SINGAPORE/HONG KONG, July 9 (Reuters) - Four potential bu
yers, including Prudential Plc and Manulife, have made it through to a second stage of bidding for Aviva's insurance business in Malaysia in a deal worth about $500 million, sources said.
The hunt for the Aviva stake underscores the industry's focus on growth opportunities in emerging Asian markets, where life insurance premiums are forecast to double the world average next year, according to a Swiss Re forecast.
AIA Group Ltd and Sun Life Financial Inc have also been short-listed in an auction process that attracted about 10 suitors in the first round, the sources added, who declined to be identified as the discussions were private.
Britain's second-ranked insurer is selling its 49 percent stake in an insurance joint venture with Malaysia's second-biggest lender CIMB Group Holdings Ltd as part of a global retreat.
The joint venture has struggled against rivals such as Great Eastern and Prudential, and a new partnership could re-shape the competitive landscape in Malaysia.
Potential buyers are attracted by CIMB's 320 branches across the country and the ability to sell insurance products to the bank's customers. Also, CIMB could sell a significant portion of its 51 percent stake, allowing a new owner to control the business.
AIA, Manulife, Prudential and Sun Life declined to comment. Aviva did not reply to an email seeking response.
Some analysts estimate between 45 and 50 percent of all new insurance products in Asia are sold through the so-called bancassurance agreements, co mpared to between 70 and 80 percent in France and Spain. Bancassurance deals are expected to drive insurance sales in Asia, which is encouraging global insurers to tap into bank distribution deals in the region.
SOUTHEAST ASIAN APPEAL
Global insurance companies are lured to Southeast Asia due to the region's rapid economic growth and low insurance penetration. Earlier this month, Prudential and Manulife opened offices in Cambodia.
Aviva's planned sale is among a slew of insurance deals keeping bankers in the Asia-Pacific region busy in an otherwise slack year for M&A.
Final bids for ING's $7 billion Asia life insurance and asset management business are due by the middle of this month, and Thailand's Thanachart Bank is selling its life insurance business, which has drawn interest from suitors including Prudential.
While insurers with sub-scale operations are finding it hard to gain market share and improve profitability, those with strong capital are jostling to bolster their position.
CIMB formed the joint venture with Aviva in June 2007, but the business has failed to perform to its potential, analysts say. They cite the example of Maybank's joint venture with Allianz, which has fared better in terms of premium income compared to the CIMB-Aviva joint venture.

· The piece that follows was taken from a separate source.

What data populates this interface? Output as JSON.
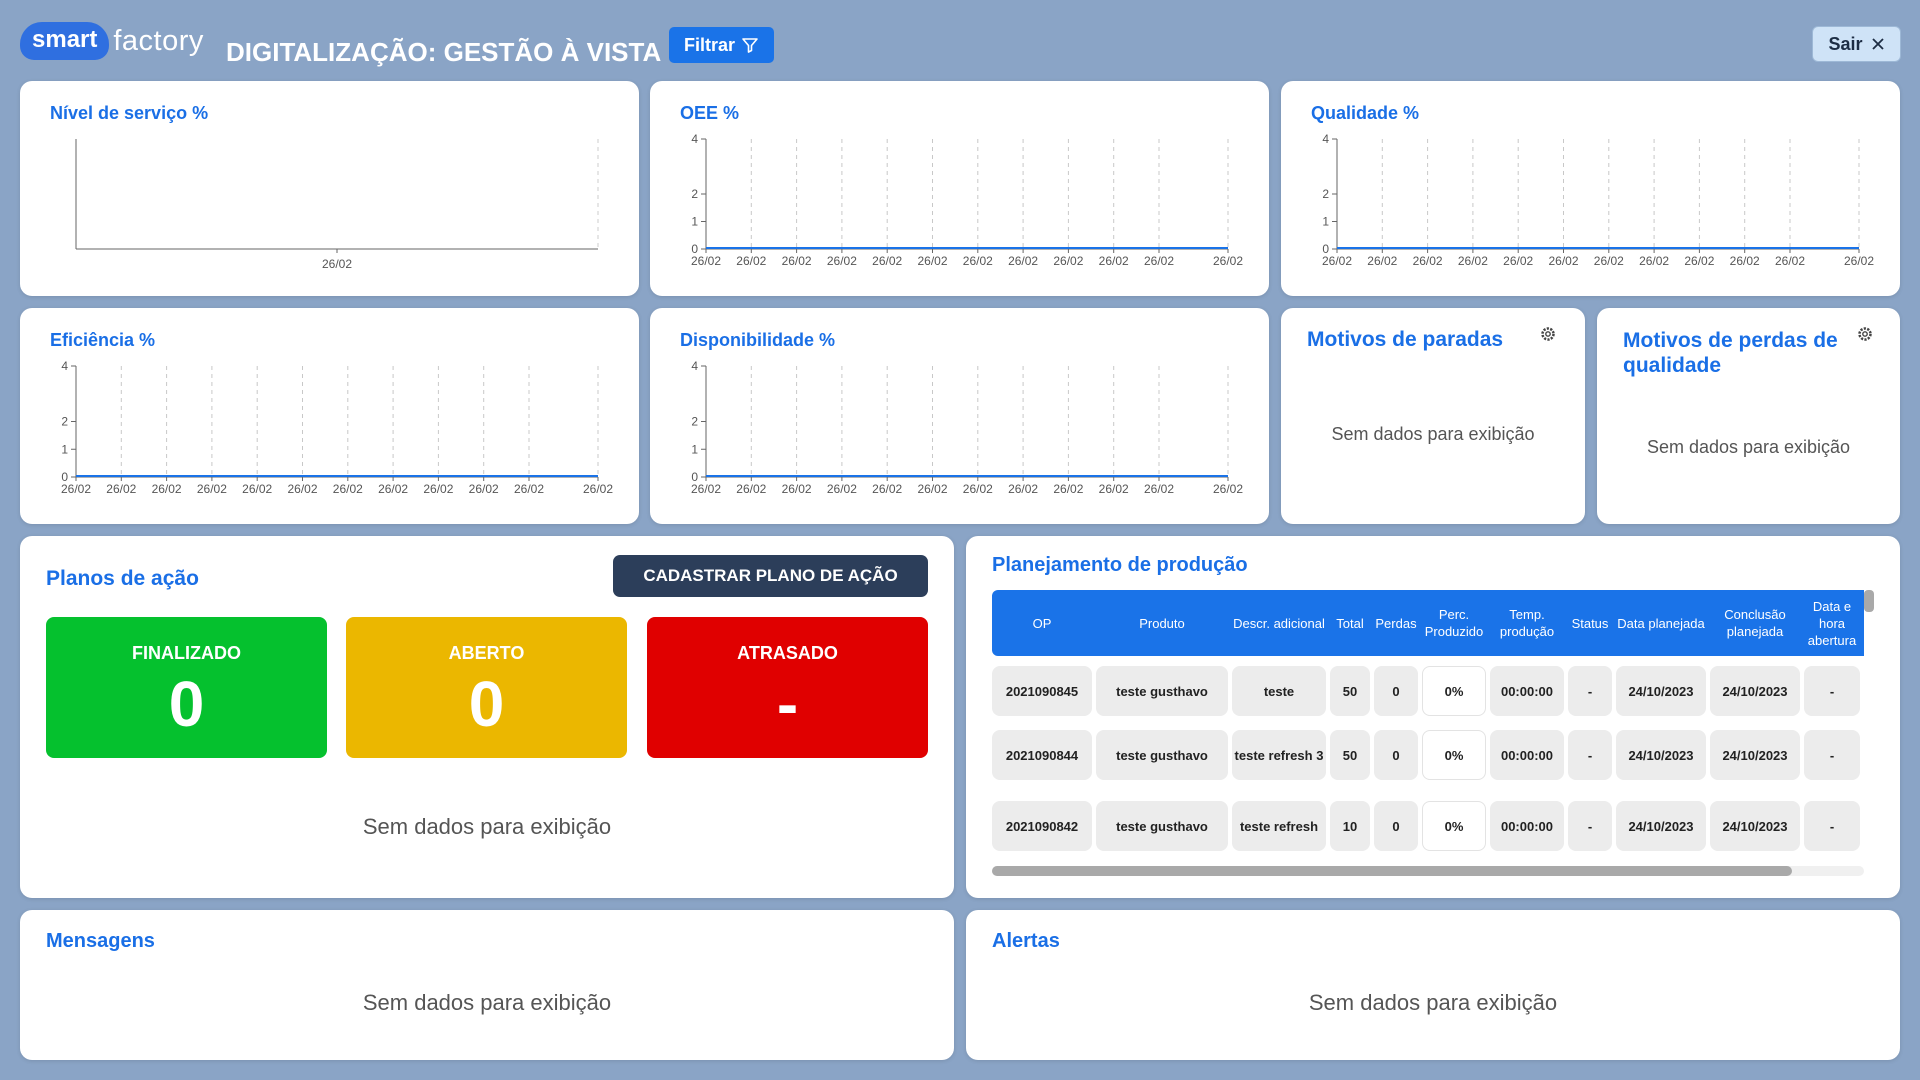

Binding bids for the Aviva sale are due by the end of this month, and management presentations are set to start next week, the sources said.
Aviva paid 500 million ringgit ($164 million) for its 49 percent stake in the venture, which made a net profit of 31.8 million ringgit last year. Net premiums that it underwrote dropped about 30 percent to 230 million ringgit.
(Additional reporting by Yantoultra Ngui; Reporting by Denny Thomas and Saeed Azhar; Editing by Michael Flaherty, Ian Geoghegan and Ryan Woo) Keywords: AVIVA ASIA/SHORTLIST
COPYRIGHT Copyright Thomson Reuters 2012. All rights reserved. The copying, republication or redistribution of Reuters News Content, including by framing or similar means, is expressly prohibited without the prior written consent of Thomson Reuters.
Datafeed and UK data supplied by NETbuilder and Interactive Data.
While London South East do their best to maintain the high quality of the information displayed on this site,
we cannot be held responsible for any loss due to incorrect information found here. All information is provided free of charge, 'as-is', and you use it at your own risk!
The contents of all 'Chat' messages should not be construed as advice and represent the opinions of the authors, not those of London South East Limited, or its affiliates.
London South East does not authorise or approve this content, and reserves the right to remove items at its discretion.